Companies and organisations that are keen to implement biometric systems may face opposition from some users who are afraid that they could be a health risk, an expert warned on Friday.
Speaking at the Biometrics 2003 conference in London on Friday, Marek Rejman-Greene -- senior consultant at BTexact's security technologies group -- identified these medical fears as one of 38 challenges that Europe's biometric industry must overcome over the next few years.
Rejman-Greene played a leading role in an EU-funded project called Biovision, which drew up a roadmap for the European biometric community to follow. This research included interviews with people who had taken part in biometric trials, some of whom were concerned about the medical implications of biometrics. In particular, there was concern that a person's eyes could be damaged by an iris scanner.
Although these health fears would appear to be unfounded based on current evidence, they could prove a significant handicap in the rollout of products that use techniques such as iris identification to authenticate users.
"Some of these beliefs are quite deeply held, and the industry needs to move people away from those beliefs," said Rejman-Greene.
Biometric identification is becoming an increasingly pressing issue, with US and EU politicians eager for biometric identification to be introduced into passports in an attempt to curb terrorist activity.
According to Rejman-Greene, while some triallists have been happy to accept the use of biometric identification, others have reservations about the technology.
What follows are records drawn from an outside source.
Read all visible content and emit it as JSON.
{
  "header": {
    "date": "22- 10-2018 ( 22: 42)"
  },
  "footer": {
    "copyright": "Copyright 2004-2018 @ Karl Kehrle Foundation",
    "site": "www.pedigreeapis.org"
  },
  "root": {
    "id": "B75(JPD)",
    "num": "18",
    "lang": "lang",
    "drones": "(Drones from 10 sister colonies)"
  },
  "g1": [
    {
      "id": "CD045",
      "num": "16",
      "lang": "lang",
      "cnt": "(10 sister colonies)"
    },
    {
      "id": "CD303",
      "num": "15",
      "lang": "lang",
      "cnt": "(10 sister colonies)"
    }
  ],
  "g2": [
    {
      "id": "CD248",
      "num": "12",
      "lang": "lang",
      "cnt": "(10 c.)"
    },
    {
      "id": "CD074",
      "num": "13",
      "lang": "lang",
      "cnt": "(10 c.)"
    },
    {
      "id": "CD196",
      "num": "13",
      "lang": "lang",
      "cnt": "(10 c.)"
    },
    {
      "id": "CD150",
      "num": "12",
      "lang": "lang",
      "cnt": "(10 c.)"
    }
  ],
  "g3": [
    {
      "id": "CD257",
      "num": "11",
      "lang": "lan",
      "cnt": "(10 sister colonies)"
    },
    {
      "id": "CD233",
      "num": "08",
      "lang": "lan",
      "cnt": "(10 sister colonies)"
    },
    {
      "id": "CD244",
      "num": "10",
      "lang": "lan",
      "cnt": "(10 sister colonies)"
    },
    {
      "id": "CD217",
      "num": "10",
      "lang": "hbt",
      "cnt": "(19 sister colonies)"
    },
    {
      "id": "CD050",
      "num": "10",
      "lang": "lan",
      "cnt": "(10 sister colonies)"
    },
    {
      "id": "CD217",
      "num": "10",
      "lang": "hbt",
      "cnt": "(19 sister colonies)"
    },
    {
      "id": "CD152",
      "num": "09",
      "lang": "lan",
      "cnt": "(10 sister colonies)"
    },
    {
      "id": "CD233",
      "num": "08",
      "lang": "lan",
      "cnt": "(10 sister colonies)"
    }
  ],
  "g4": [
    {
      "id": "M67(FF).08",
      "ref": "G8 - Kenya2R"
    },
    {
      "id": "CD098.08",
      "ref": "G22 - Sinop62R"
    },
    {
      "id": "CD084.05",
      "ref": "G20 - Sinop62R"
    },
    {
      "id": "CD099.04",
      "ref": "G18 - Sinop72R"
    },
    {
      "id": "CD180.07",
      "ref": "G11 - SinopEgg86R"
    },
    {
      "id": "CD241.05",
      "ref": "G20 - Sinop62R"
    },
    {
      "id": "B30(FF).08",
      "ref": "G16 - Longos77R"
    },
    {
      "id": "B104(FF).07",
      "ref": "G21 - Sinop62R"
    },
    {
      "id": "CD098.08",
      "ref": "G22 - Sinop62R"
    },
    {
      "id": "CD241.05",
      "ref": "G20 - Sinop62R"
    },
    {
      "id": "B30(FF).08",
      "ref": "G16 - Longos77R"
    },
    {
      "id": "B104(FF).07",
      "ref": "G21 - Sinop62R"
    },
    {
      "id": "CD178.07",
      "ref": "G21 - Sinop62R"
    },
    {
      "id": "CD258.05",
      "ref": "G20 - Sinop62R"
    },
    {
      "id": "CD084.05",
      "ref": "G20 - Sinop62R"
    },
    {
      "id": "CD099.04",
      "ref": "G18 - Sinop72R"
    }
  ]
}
These concerns include the fear that medical conditions could be inferred through a biometric test -- something Rejman-Greene says could in fact happen.
"It is possible to recognise a person's emotional state through biometrics, in particular from their voice," Rejman-Greene explained, adding that some scientific literature suggests that it may be possible to detect whether someone is suffers from an illness in this way.
Some biometric triallists have been concerned that biometrics opens up the possibility of a person's "multiple identities" being matched together -- allowing one's work life to be linked to personal activities. Others worry that individual privacy will be eroded.
But many triallists have a more positive view of biometrics, Rejman-Greene said, and are attracted by the idea that systems based on biometric data will make it easier for them to enter a secure building or to access a PC without the need for a password.